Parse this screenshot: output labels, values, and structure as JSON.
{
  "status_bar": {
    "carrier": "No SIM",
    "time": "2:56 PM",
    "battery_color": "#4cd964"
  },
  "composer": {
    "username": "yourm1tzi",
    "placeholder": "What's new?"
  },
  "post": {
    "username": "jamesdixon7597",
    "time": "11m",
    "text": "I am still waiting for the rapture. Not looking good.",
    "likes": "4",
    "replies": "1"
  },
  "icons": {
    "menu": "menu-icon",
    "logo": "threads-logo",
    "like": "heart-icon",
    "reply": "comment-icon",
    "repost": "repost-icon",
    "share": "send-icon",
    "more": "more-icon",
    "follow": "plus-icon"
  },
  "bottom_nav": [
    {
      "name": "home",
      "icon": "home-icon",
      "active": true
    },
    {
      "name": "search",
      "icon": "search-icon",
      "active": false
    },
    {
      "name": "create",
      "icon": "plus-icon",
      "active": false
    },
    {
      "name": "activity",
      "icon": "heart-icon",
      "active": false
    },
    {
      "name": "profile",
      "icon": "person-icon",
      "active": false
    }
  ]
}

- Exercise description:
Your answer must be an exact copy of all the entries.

- Response area:
Parse this screenshot: output labels, values, and structure as JSON.
{
  "status_bar": {
    "carrier": "No SIM",
    "time": "2:56 PM",
    "battery_color": "#4cd964"
  },
  "composer": {
    "username": "yourm1tzi",
    "placeholder": "What's new?"
  },
  "post": {
    "username": "jamesdixon7597",
    "time": "11m",
    "text": "I am still waiting for the rapture. Not looking good.",
    "likes": "4",
    "replies": "1"
  },
  "icons": {
    "menu": "menu-icon",
    "logo": "threads-logo",
    "like": "heart-icon",
    "reply": "comment-icon",
    "repost": "repost-icon",
    "share": "send-icon",
    "more": "more-icon",
    "follow": "plus-icon"
  },
  "bottom_nav": [
    {
      "name": "home",
      "icon": "home-icon",
      "active": true
    },
    {
      "name": "search",
      "icon": "search-icon",
      "active": false
    },
    {
      "name": "create",
      "icon": "plus-icon",
      "active": false
    },
    {
      "name": "activity",
      "icon": "heart-icon",
      "active": false
    },
    {
      "name": "profile",
      "icon": "person-icon",
      "active": false
    }
  ]
}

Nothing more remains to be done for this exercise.